(Source data)
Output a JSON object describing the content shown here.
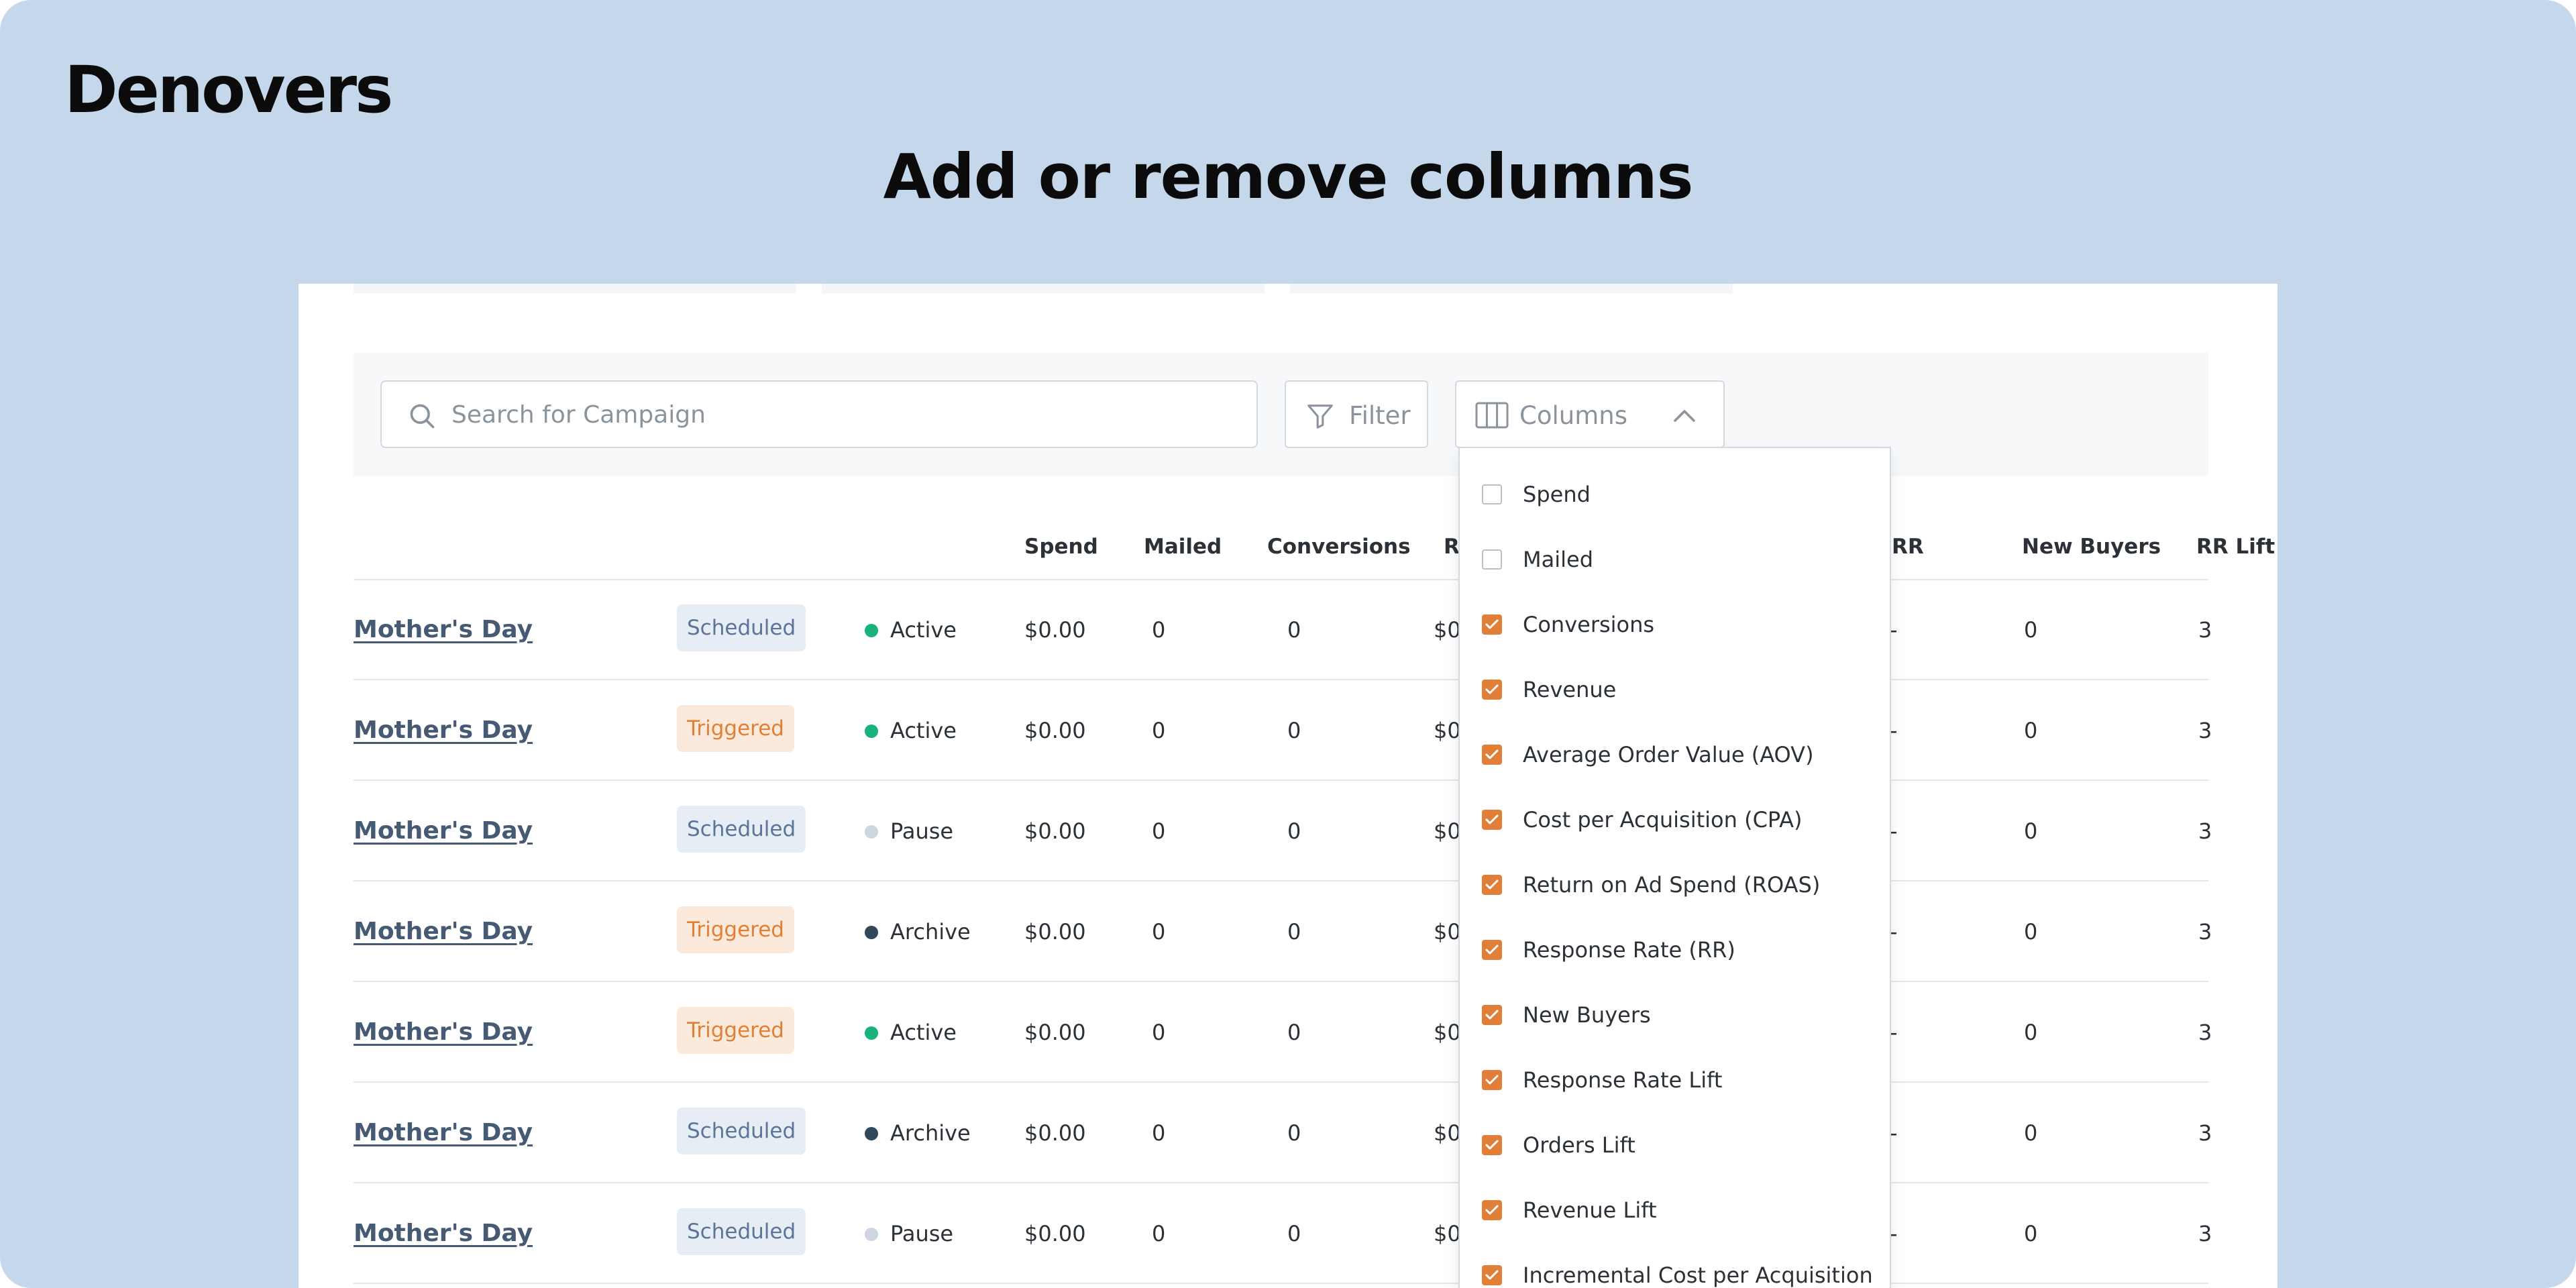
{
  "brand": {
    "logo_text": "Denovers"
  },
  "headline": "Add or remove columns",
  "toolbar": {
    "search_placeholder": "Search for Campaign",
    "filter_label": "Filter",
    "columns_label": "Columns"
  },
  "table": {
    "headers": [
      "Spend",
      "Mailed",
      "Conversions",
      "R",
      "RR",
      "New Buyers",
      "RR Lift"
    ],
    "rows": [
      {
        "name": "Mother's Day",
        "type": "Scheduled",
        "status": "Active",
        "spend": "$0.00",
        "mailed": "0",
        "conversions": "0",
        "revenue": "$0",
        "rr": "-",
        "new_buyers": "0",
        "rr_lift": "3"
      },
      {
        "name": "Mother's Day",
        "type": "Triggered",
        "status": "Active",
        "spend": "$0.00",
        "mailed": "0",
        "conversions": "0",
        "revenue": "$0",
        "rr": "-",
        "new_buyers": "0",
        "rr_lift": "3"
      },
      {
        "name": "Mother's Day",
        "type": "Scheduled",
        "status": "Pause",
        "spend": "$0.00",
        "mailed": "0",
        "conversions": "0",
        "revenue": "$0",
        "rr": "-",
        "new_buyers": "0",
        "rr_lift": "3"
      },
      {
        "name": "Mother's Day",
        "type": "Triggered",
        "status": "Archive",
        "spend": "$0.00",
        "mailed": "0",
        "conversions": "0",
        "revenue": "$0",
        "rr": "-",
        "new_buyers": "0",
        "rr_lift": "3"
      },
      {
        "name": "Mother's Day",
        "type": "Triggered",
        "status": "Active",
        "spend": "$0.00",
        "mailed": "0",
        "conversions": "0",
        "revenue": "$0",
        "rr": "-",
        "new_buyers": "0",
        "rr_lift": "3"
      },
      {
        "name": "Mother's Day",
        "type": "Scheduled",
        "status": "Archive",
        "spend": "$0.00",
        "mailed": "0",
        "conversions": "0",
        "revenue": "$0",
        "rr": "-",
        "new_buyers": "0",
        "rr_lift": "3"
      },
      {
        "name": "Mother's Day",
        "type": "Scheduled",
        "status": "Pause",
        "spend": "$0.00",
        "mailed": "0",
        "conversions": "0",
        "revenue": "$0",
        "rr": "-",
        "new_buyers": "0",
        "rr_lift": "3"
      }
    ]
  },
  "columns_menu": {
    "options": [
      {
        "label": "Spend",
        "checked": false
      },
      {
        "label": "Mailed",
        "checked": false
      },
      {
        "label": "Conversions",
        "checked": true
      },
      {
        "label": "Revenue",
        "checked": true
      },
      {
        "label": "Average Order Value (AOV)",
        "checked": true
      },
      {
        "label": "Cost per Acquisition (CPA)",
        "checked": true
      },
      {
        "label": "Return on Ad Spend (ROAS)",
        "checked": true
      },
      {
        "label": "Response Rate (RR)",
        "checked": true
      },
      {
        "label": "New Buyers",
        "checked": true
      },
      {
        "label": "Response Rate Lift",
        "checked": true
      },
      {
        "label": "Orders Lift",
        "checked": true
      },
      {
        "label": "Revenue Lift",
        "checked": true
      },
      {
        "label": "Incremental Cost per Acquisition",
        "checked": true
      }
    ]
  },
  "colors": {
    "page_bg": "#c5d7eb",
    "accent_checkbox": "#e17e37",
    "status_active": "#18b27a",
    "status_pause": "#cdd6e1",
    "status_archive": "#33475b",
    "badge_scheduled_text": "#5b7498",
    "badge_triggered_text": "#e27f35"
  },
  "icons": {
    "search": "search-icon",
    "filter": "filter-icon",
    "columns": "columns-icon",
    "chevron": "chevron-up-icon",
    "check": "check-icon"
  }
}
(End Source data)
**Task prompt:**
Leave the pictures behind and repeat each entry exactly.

**Result:**
Output a JSON object describing the content shown here.
{
  "brand": {
    "logo_text": "Denovers"
  },
  "headline": "Add or remove columns",
  "toolbar": {
    "search_placeholder": "Search for Campaign",
    "filter_label": "Filter",
    "columns_label": "Columns"
  },
  "table": {
    "headers": [
      "Spend",
      "Mailed",
      "Conversions",
      "R",
      "RR",
      "New Buyers",
      "RR Lift"
    ],
    "rows": [
      {
        "name": "Mother's Day",
        "type": "Scheduled",
        "status": "Active",
        "spend": "$0.00",
        "mailed": "0",
        "conversions": "0",
        "revenue": "$0",
        "rr": "-",
        "new_buyers": "0",
        "rr_lift": "3"
      },
      {
        "name": "Mother's Day",
        "type": "Triggered",
        "status": "Active",
        "spend": "$0.00",
        "mailed": "0",
        "conversions": "0",
        "revenue": "$0",
        "rr": "-",
        "new_buyers": "0",
        "rr_lift": "3"
      },
      {
        "name": "Mother's Day",
        "type": "Scheduled",
        "status": "Pause",
        "spend": "$0.00",
        "mailed": "0",
        "conversions": "0",
        "revenue": "$0",
        "rr": "-",
        "new_buyers": "0",
        "rr_lift": "3"
      },
      {
        "name": "Mother's Day",
        "type": "Triggered",
        "status": "Archive",
        "spend": "$0.00",
        "mailed": "0",
        "conversions": "0",
        "revenue": "$0",
        "rr": "-",
        "new_buyers": "0",
        "rr_lift": "3"
      },
      {
        "name": "Mother's Day",
        "type": "Triggered",
        "status": "Active",
        "spend": "$0.00",
        "mailed": "0",
        "conversions": "0",
        "revenue": "$0",
        "rr": "-",
        "new_buyers": "0",
        "rr_lift": "3"
      },
      {
        "name": "Mother's Day",
        "type": "Scheduled",
        "status": "Archive",
        "spend": "$0.00",
        "mailed": "0",
        "conversions": "0",
        "revenue": "$0",
        "rr": "-",
        "new_buyers": "0",
        "rr_lift": "3"
      },
      {
        "name": "Mother's Day",
        "type": "Scheduled",
        "status": "Pause",
        "spend": "$0.00",
        "mailed": "0",
        "conversions": "0",
        "revenue": "$0",
        "rr": "-",
        "new_buyers": "0",
        "rr_lift": "3"
      }
    ]
  },
  "columns_menu": {
    "options": [
      {
        "label": "Spend",
        "checked": false
      },
      {
        "label": "Mailed",
        "checked": false
      },
      {
        "label": "Conversions",
        "checked": true
      },
      {
        "label": "Revenue",
        "checked": true
      },
      {
        "label": "Average Order Value (AOV)",
        "checked": true
      },
      {
        "label": "Cost per Acquisition (CPA)",
        "checked": true
      },
      {
        "label": "Return on Ad Spend (ROAS)",
        "checked": true
      },
      {
        "label": "Response Rate (RR)",
        "checked": true
      },
      {
        "label": "New Buyers",
        "checked": true
      },
      {
        "label": "Response Rate Lift",
        "checked": true
      },
      {
        "label": "Orders Lift",
        "checked": true
      },
      {
        "label": "Revenue Lift",
        "checked": true
      },
      {
        "label": "Incremental Cost per Acquisition",
        "checked": true
      }
    ]
  },
  "colors": {
    "page_bg": "#c5d7eb",
    "accent_checkbox": "#e17e37",
    "status_active": "#18b27a",
    "status_pause": "#cdd6e1",
    "status_archive": "#33475b",
    "badge_scheduled_text": "#5b7498",
    "badge_triggered_text": "#e27f35"
  },
  "icons": {
    "search": "search-icon",
    "filter": "filter-icon",
    "columns": "columns-icon",
    "chevron": "chevron-up-icon",
    "check": "check-icon"
  }
}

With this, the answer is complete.